Where the path diverges is in the perception of whether the job is simply a means to an end or whether it's the means itself that provides the feeling of fulfillment. Do you ever hear an artist grumbling that he has to go paint something or a musician whining that she has to go write down the tune that's been dancing through her head? Of course not! The true test of a creative calling such as art, music, or storytelling isn't in how much money you could make but, rather, would you still be drawn to it even if you never made a dime.
This was a disheartening revelation to an associate of mine several years ago. He had been laboring for some time over the opening chapter of his Great American Novel and clearly wasn't deriving much enjoyment from the exercise.
"So why are you doing it?" I asked.
"Because people who write novels make lots of money," he rationalized aloud. "Besides, all it takes is just one and then I'll be set for life."
Even if he should ever complete a first draft and actually submit it somewhere, he'll have yet to learn that the challenge of being a successful writer isn't about coming up with a single hot idea that will finance your entire future. It's about coming up with multiple ideas, one right after another, and being able to discern which among them are the most commercially viable to spend your time developing.
Like books, many people may well have just that one good script in them. For them, screenwriting is not a career but rather a labor of love to express one story, one time. The insights provided in this book will be useful in helping these people transform their great ideas into scripts that will get the attention of agents and directors. For the rest of you - those who want this as your full-fledged career and who constantly see the world around them as full of stories with compelling characters, high drama or low comedy - then start your journey here. Learn your craft well and appreciate the profound difference between what the eye reads and what the eye sees.
Excerpted from “Could It Be a Movie? How to Get Ideas Out Of Your Head and Up on the Screen” By Christina Hamlett. Available on Amazon in paperback and Kindle.
As part of my ongoing commitment to supply great lesson plans for today’s classrooms, I always enjoy getting feedback on how the material is used and what kind of new content you’d like to see in future columns. I’m also happy to answer any questions related to specific problems your students may be struggling with. Just drop me a note at [email protected] or through my website at http://www.authorhamlett.com.

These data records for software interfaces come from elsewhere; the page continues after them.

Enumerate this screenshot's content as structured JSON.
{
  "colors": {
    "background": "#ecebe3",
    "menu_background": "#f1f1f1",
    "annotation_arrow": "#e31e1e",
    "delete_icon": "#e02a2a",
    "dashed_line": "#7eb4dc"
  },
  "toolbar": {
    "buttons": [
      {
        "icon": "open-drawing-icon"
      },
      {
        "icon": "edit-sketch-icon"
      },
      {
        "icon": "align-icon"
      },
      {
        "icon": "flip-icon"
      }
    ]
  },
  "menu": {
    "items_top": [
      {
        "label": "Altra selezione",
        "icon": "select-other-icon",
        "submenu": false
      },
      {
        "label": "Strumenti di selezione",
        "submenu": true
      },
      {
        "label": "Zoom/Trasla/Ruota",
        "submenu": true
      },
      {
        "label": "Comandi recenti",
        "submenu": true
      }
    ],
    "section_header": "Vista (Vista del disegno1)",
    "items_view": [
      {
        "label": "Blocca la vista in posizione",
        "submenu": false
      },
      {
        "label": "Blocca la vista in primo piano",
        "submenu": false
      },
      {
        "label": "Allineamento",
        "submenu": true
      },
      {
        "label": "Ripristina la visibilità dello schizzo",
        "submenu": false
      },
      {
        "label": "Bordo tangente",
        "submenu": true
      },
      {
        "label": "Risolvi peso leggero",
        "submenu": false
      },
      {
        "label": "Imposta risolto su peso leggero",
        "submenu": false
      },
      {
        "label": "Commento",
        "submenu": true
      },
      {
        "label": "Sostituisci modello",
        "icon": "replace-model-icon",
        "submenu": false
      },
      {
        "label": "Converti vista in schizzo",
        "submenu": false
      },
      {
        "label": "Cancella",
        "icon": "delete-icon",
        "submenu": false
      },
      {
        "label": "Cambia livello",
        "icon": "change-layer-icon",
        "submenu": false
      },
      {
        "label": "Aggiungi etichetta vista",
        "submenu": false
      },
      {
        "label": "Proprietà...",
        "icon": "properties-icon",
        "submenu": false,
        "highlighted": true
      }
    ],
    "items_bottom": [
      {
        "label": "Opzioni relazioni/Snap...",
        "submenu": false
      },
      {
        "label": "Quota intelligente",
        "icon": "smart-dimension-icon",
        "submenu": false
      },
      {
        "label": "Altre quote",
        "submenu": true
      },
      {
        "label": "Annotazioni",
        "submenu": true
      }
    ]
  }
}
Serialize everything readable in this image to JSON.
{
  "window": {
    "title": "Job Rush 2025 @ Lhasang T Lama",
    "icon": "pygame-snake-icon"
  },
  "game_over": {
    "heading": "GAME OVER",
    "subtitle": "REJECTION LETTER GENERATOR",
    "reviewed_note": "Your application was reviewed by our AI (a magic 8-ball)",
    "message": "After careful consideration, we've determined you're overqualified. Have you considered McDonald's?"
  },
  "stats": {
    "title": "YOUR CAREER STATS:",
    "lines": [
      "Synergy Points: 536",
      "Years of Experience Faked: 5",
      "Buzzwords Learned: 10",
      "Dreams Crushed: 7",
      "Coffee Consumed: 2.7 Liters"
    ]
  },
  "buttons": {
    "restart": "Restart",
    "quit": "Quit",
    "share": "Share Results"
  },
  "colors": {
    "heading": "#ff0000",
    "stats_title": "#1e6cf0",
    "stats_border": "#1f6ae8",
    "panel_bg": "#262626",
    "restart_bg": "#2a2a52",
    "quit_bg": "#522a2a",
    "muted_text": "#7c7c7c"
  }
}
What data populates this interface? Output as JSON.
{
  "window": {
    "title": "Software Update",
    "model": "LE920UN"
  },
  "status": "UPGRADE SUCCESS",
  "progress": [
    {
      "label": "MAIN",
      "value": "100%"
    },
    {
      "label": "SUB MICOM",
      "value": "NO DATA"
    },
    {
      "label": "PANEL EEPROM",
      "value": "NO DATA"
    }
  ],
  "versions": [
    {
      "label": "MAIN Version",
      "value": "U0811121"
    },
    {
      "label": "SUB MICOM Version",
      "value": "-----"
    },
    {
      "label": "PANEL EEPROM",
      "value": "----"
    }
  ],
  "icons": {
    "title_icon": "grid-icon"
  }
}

Former actress/director Christina Hamlett is an award winning author, professional script consultant, and ghostwriter. Her credits to date include 31 books, 157 plays for young actors, and 5 optioned feature films.